“Cognitive Science of Religion and the Rationality of Theistic and Atheistic Beliefs”
One of the questions that have captured the attention of thinkers for millennia is why humans are so inclined to form religious beliefs. Recently, researchers from different academic disciplines have been using findings from areas of study such as cognitive science and evolutionary biology to formulate theories about the origins of religious beliefs. The research programme that has emerged from this interdisciplinary effort has become known as cognitive science of religion (CSR). In the paper I will be presenting at The Brain, the Mind, the Person workshop, I will seek to bring an epistemological perspective on the main findings from CSR. Can the nascent CSR tell us anything about the rationality of theistic and atheistic beliefs? In order to make progress toward answering this main question I will be discussing some of the key aspects of contemporary epistemological literature on the nature of rationality. In particular, I will seek to provide adequate definitions of the main concepts related to the research topic and attempt to specify what sorts of answers should be provided in order to enable us to answer the main research question. What is epistemic rationality? What are the main types of epistemic rationality that have been proposed in the literature? Which of these main types of rationality would be relevant for our research question? What are the main findings from CSR that can help us evaluate the epistemic rationality of theistic and atheistic beliefs?

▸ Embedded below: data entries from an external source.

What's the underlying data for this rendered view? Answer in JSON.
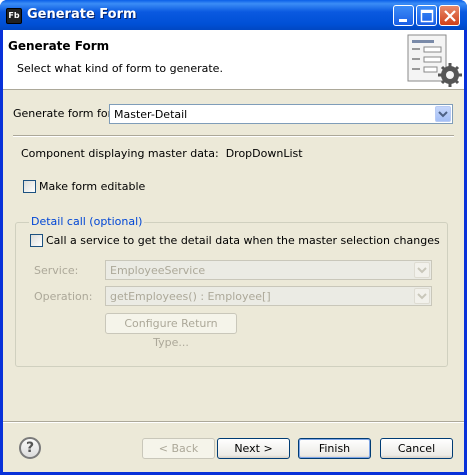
{
  "window": {
    "title": "Generate Form",
    "app_icon": "Fb"
  },
  "banner": {
    "title": "Generate Form",
    "subtitle": "Select what kind of form to generate.",
    "image": "form-gear-icon"
  },
  "form": {
    "generate_for_label": "Generate form for:",
    "generate_for_value": "Master-Detail",
    "master_label": "Component displaying master data:",
    "master_value": "DropDownList",
    "editable_label": "Make form editable",
    "editable_checked": false
  },
  "detail_call": {
    "legend": "Detail call (optional)",
    "service_checkbox_label": "Call a service to get the detail data when the master selection changes",
    "service_checkbox_checked": false,
    "service_label": "Service:",
    "service_value": "EmployeeService",
    "operation_label": "Operation:",
    "operation_value": "getEmployees() : Employee[]",
    "configure_button": "Configure Return Type..."
  },
  "footer": {
    "back": "< Back",
    "next": "Next >",
    "finish": "Finish",
    "cancel": "Cancel",
    "help_icon": "?"
  },
  "colors": {
    "title_bar": "#0054e3",
    "dialog_bg": "#ece9d8",
    "group_legend": "#0046d5"
  }
}
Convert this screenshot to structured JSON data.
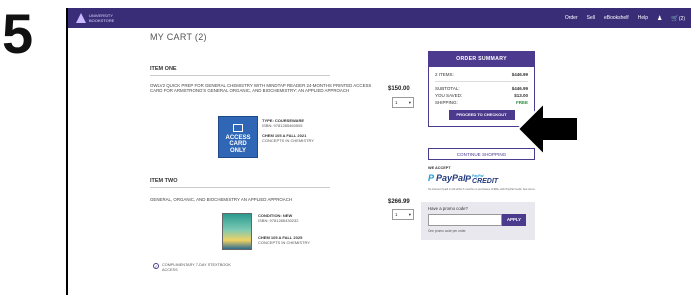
{
  "step_label": "5",
  "header": {
    "logo_text": "UNIVERSITY BOOKSTORE",
    "nav": [
      "Order",
      "Sell",
      "eBookshelf",
      "Help"
    ],
    "cart_count": "(2)"
  },
  "cart": {
    "title": "MY CART (2)",
    "items": [
      {
        "header": "ITEM ONE",
        "title": "OWLV2 QUICK PREP FOR GENERAL CHEMISTRY WITH MINDTAP READER 24-MONTHS PRINTED ACCESS CARD FOR ARMSTRONG'S GENERAL ORGANIC, AND BIOCHEMISTRY: AN APPLIED APPROACH",
        "price": "$150.00",
        "qty": "1",
        "type_label": "TYPE: COURSEWARE",
        "isbn": "ISBN: 9781285460505",
        "course": "CHEM 105 A  FALL 2021",
        "course_name": "CONCEPTS IN CHEMISTRY",
        "card_text": [
          "ACCESS",
          "CARD",
          "ONLY"
        ]
      },
      {
        "header": "ITEM TWO",
        "title": "GENERAL, ORGANIC, AND BIOCHEMISTRY AN APPLIED APPROACH",
        "price": "$266.99",
        "qty": "1",
        "condition": "CONDITION: NEW",
        "isbn": "ISBN: 9781285430232",
        "course": "CHEM 105 A  FALL 2025",
        "course_name": "CONCEPTS IN CHEMISTRY"
      }
    ],
    "complimentary": "COMPLIMENTARY 7-DAY STEXTBOOK ACCESS"
  },
  "summary": {
    "title": "ORDER SUMMARY",
    "items_label": "2 ITEMS:",
    "items_value": "$446.99",
    "subtotal_label": "SUBTOTAL:",
    "subtotal_value": "$446.99",
    "saved_label": "YOU SAVED:",
    "saved_value": "$13.00",
    "shipping_label": "SHIPPING:",
    "shipping_value": "FREE",
    "checkout_label": "PROCEED TO CHECKOUT",
    "continue_label": "CONTINUE SHOPPING"
  },
  "payment": {
    "we_accept": "WE ACCEPT",
    "paypal": "PayPal",
    "paypal_credit_small": "PayPal",
    "paypal_credit": "CREDIT",
    "note": "No interest if paid in full within 6 months on purchases of $99+ with PayPal Credit. See terms."
  },
  "promo": {
    "label": "Have a promo code?",
    "apply_label": "APPLY",
    "note": "One promo code per order."
  },
  "colors": {
    "brand": "#3a2d78",
    "accent": "#4b3a8e",
    "card_blue": "#2f66b6"
  }
}
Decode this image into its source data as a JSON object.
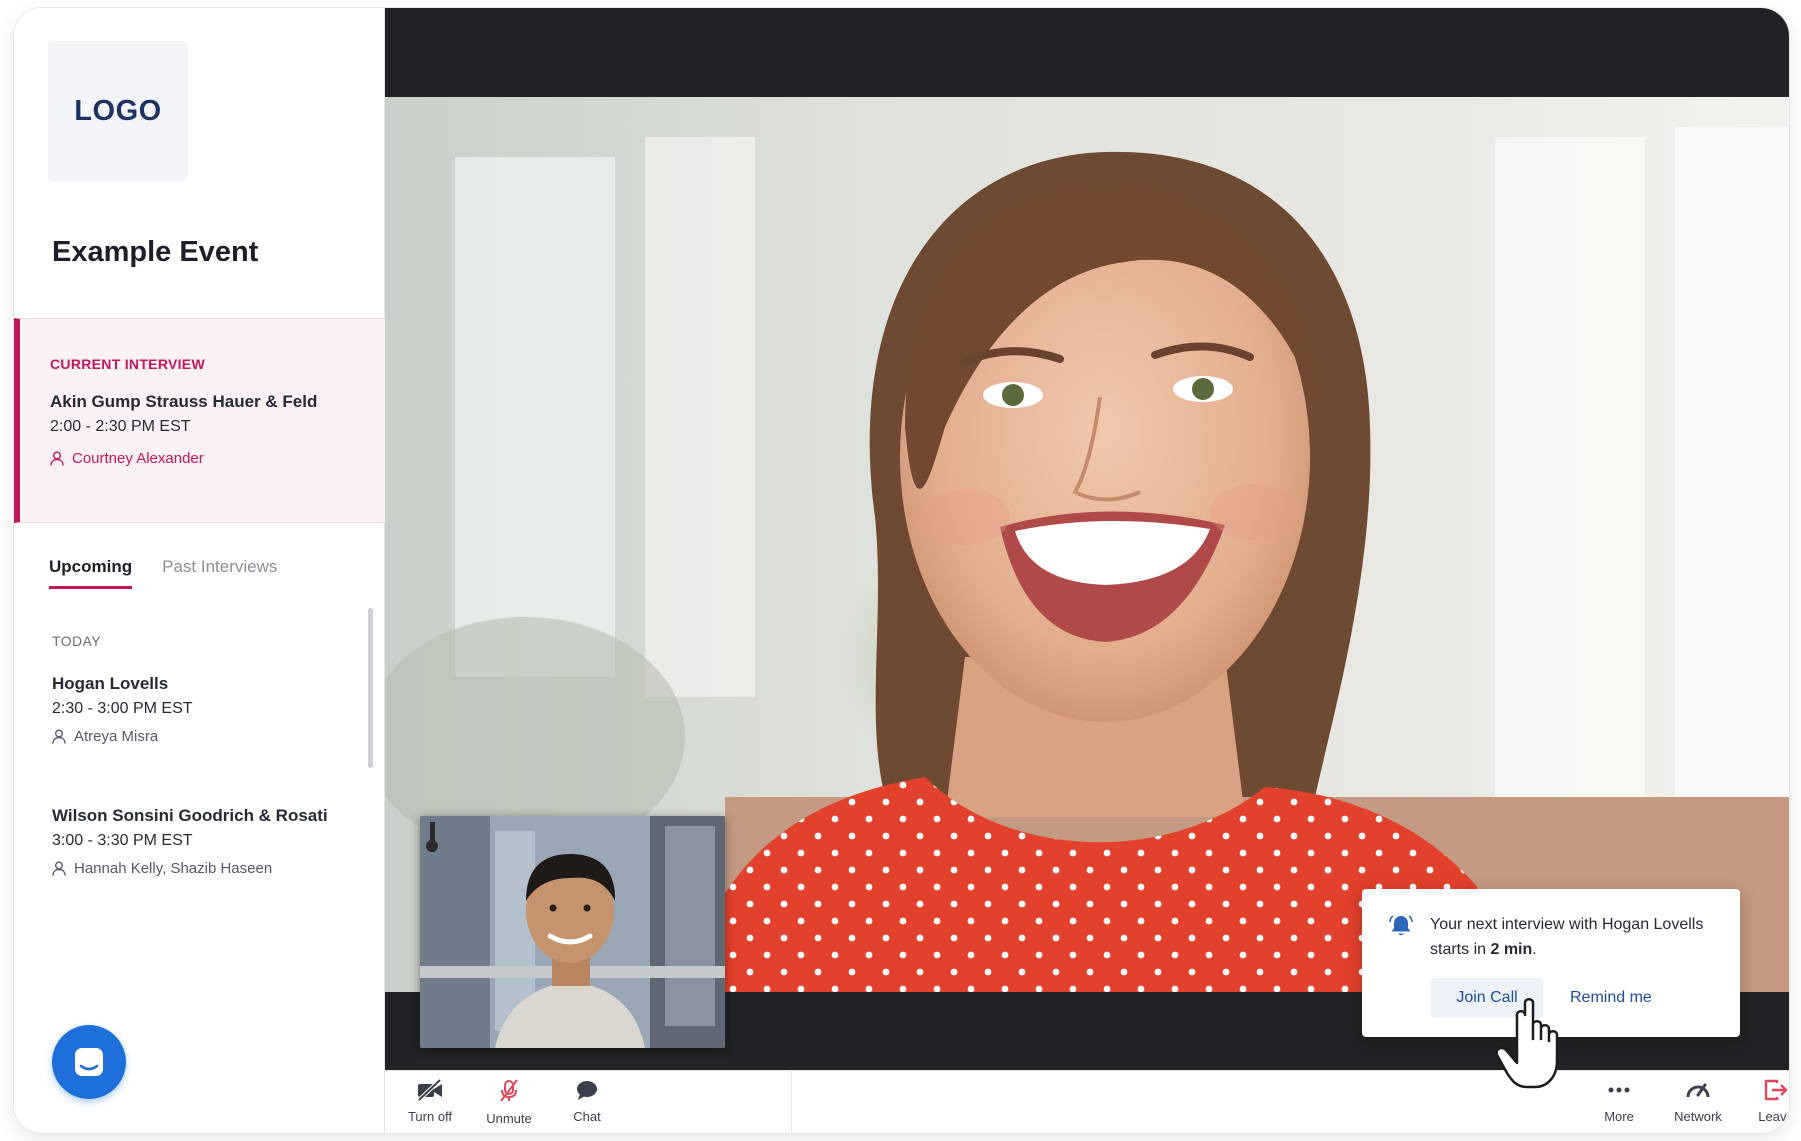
{
  "sidebar": {
    "logo_text": "LOGO",
    "event_title": "Example Event",
    "current_interview": {
      "label": "CURRENT INTERVIEW",
      "firm": "Akin Gump Strauss Hauer & Feld",
      "time": "2:00 - 2:30 PM EST",
      "interviewer": "Courtney Alexander"
    },
    "tabs": [
      {
        "label": "Upcoming",
        "active": true
      },
      {
        "label": "Past Interviews",
        "active": false
      }
    ],
    "day_label": "TODAY",
    "upcoming": [
      {
        "firm": "Hogan Lovells",
        "time": "2:30 - 3:00 PM EST",
        "interviewers": "Atreya Misra"
      },
      {
        "firm": "Wilson Sonsini Goodrich & Rosati",
        "time": "3:00 - 3:30 PM EST",
        "interviewers": "Hannah Kelly, Shazib Haseen"
      }
    ]
  },
  "notification": {
    "message_prefix": "Your next interview with Hogan Lovells starts in ",
    "message_bold": "2 min",
    "message_suffix": ".",
    "join_label": "Join Call",
    "remind_label": "Remind me"
  },
  "controls": {
    "turn_off": "Turn off",
    "unmute": "Unmute",
    "chat": "Chat",
    "more": "More",
    "network": "Network",
    "leave": "Leave"
  },
  "colors": {
    "accent": "#c2185b",
    "link": "#1d4e9b",
    "fab": "#1e6fd9",
    "video_bg": "#222326",
    "danger": "#e0475a"
  },
  "icons": {
    "camera_off": "camera-off-icon",
    "mic_off": "mic-off-icon",
    "chat": "chat-bubble-icon",
    "more": "more-dots-icon",
    "network": "gauge-icon",
    "leave": "leave-icon",
    "bell": "bell-icon",
    "person": "person-icon",
    "support": "chat-support-icon"
  }
}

These are some of the questions that I will seek to address in my paper.